• _REQUIRED ACTION_
Without including any image, repeat every record exactly.

• _DATASET EXTRACT_
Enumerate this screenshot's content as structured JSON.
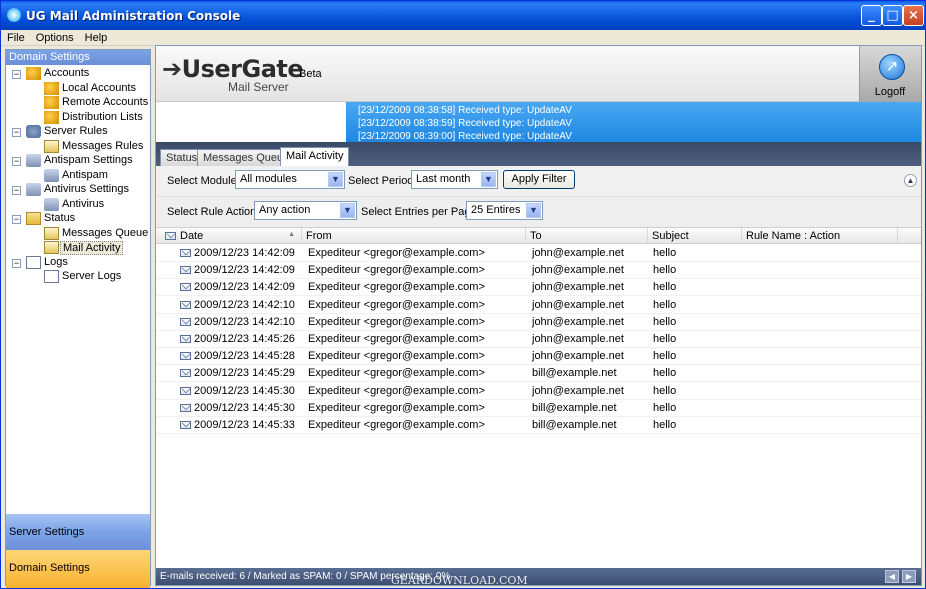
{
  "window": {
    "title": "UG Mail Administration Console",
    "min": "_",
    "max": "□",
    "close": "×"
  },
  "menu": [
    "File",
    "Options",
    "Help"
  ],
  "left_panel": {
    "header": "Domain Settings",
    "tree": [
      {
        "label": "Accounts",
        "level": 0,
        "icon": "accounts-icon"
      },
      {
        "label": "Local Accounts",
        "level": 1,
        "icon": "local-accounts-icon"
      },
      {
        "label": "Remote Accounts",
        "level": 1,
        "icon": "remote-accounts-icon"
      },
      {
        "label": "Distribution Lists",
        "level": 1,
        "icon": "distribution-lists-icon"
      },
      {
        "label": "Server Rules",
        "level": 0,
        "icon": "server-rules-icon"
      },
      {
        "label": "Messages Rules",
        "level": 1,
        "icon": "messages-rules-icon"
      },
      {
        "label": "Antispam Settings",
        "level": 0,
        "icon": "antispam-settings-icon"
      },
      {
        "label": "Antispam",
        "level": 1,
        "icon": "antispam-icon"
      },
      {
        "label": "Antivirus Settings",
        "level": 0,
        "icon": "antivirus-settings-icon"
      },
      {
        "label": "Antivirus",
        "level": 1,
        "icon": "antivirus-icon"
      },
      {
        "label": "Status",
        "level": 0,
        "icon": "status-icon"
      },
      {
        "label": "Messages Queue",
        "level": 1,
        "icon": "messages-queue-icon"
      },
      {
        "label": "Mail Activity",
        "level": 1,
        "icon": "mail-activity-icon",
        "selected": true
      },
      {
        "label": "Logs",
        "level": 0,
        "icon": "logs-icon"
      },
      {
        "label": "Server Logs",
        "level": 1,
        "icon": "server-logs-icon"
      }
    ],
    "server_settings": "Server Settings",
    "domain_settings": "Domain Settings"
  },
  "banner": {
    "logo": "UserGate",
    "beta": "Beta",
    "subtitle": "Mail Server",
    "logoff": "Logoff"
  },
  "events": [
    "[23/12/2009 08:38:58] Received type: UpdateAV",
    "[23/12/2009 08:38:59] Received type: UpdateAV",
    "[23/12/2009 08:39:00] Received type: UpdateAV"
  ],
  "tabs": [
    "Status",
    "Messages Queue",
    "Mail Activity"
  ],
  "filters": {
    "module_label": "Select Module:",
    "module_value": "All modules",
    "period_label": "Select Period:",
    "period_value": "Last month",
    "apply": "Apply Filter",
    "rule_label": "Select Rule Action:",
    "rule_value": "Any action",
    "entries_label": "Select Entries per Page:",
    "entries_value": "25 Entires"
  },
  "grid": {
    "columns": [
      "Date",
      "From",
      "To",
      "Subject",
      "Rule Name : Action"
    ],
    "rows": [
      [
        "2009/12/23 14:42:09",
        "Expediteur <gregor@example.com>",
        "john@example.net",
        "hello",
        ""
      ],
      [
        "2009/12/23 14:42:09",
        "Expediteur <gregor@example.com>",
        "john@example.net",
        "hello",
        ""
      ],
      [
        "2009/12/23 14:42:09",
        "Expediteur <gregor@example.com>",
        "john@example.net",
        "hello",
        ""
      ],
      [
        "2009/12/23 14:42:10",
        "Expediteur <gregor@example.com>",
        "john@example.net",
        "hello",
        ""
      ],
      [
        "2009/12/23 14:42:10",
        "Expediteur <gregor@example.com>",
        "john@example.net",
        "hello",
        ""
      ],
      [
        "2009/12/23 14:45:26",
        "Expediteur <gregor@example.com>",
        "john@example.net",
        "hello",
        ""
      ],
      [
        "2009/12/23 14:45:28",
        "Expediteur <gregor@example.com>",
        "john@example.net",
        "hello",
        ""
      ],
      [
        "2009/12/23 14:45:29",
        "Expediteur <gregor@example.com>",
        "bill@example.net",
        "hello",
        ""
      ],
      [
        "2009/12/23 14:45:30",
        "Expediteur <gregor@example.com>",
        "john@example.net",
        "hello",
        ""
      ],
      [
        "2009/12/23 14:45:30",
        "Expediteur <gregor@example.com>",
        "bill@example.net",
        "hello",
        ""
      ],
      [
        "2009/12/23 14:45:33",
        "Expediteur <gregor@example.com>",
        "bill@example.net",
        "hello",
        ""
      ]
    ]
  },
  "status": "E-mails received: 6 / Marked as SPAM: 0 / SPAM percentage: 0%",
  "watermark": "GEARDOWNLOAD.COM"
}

• _TASK OUTPUT_
Enumerate this screenshot's content as structured JSON.
{
  "window": {
    "title": "UG Mail Administration Console",
    "min": "_",
    "max": "□",
    "close": "×"
  },
  "menu": [
    "File",
    "Options",
    "Help"
  ],
  "left_panel": {
    "header": "Domain Settings",
    "tree": [
      {
        "label": "Accounts",
        "level": 0,
        "icon": "accounts-icon"
      },
      {
        "label": "Local Accounts",
        "level": 1,
        "icon": "local-accounts-icon"
      },
      {
        "label": "Remote Accounts",
        "level": 1,
        "icon": "remote-accounts-icon"
      },
      {
        "label": "Distribution Lists",
        "level": 1,
        "icon": "distribution-lists-icon"
      },
      {
        "label": "Server Rules",
        "level": 0,
        "icon": "server-rules-icon"
      },
      {
        "label": "Messages Rules",
        "level": 1,
        "icon": "messages-rules-icon"
      },
      {
        "label": "Antispam Settings",
        "level": 0,
        "icon": "antispam-settings-icon"
      },
      {
        "label": "Antispam",
        "level": 1,
        "icon": "antispam-icon"
      },
      {
        "label": "Antivirus Settings",
        "level": 0,
        "icon": "antivirus-settings-icon"
      },
      {
        "label": "Antivirus",
        "level": 1,
        "icon": "antivirus-icon"
      },
      {
        "label": "Status",
        "level": 0,
        "icon": "status-icon"
      },
      {
        "label": "Messages Queue",
        "level": 1,
        "icon": "messages-queue-icon"
      },
      {
        "label": "Mail Activity",
        "level": 1,
        "icon": "mail-activity-icon",
        "selected": true
      },
      {
        "label": "Logs",
        "level": 0,
        "icon": "logs-icon"
      },
      {
        "label": "Server Logs",
        "level": 1,
        "icon": "server-logs-icon"
      }
    ],
    "server_settings": "Server Settings",
    "domain_settings": "Domain Settings"
  },
  "banner": {
    "logo": "UserGate",
    "beta": "Beta",
    "subtitle": "Mail Server",
    "logoff": "Logoff"
  },
  "events": [
    "[23/12/2009 08:38:58] Received type: UpdateAV",
    "[23/12/2009 08:38:59] Received type: UpdateAV",
    "[23/12/2009 08:39:00] Received type: UpdateAV"
  ],
  "tabs": [
    "Status",
    "Messages Queue",
    "Mail Activity"
  ],
  "filters": {
    "module_label": "Select Module:",
    "module_value": "All modules",
    "period_label": "Select Period:",
    "period_value": "Last month",
    "apply": "Apply Filter",
    "rule_label": "Select Rule Action:",
    "rule_value": "Any action",
    "entries_label": "Select Entries per Page:",
    "entries_value": "25 Entires"
  },
  "grid": {
    "columns": [
      "Date",
      "From",
      "To",
      "Subject",
      "Rule Name : Action"
    ],
    "rows": [
      [
        "2009/12/23 14:42:09",
        "Expediteur <gregor@example.com>",
        "john@example.net",
        "hello",
        ""
      ],
      [
        "2009/12/23 14:42:09",
        "Expediteur <gregor@example.com>",
        "john@example.net",
        "hello",
        ""
      ],
      [
        "2009/12/23 14:42:09",
        "Expediteur <gregor@example.com>",
        "john@example.net",
        "hello",
        ""
      ],
      [
        "2009/12/23 14:42:10",
        "Expediteur <gregor@example.com>",
        "john@example.net",
        "hello",
        ""
      ],
      [
        "2009/12/23 14:42:10",
        "Expediteur <gregor@example.com>",
        "john@example.net",
        "hello",
        ""
      ],
      [
        "2009/12/23 14:45:26",
        "Expediteur <gregor@example.com>",
        "john@example.net",
        "hello",
        ""
      ],
      [
        "2009/12/23 14:45:28",
        "Expediteur <gregor@example.com>",
        "john@example.net",
        "hello",
        ""
      ],
      [
        "2009/12/23 14:45:29",
        "Expediteur <gregor@example.com>",
        "bill@example.net",
        "hello",
        ""
      ],
      [
        "2009/12/23 14:45:30",
        "Expediteur <gregor@example.com>",
        "john@example.net",
        "hello",
        ""
      ],
      [
        "2009/12/23 14:45:30",
        "Expediteur <gregor@example.com>",
        "bill@example.net",
        "hello",
        ""
      ],
      [
        "2009/12/23 14:45:33",
        "Expediteur <gregor@example.com>",
        "bill@example.net",
        "hello",
        ""
      ]
    ]
  },
  "status": "E-mails received: 6 / Marked as SPAM: 0 / SPAM percentage: 0%",
  "watermark": "GEARDOWNLOAD.COM"
}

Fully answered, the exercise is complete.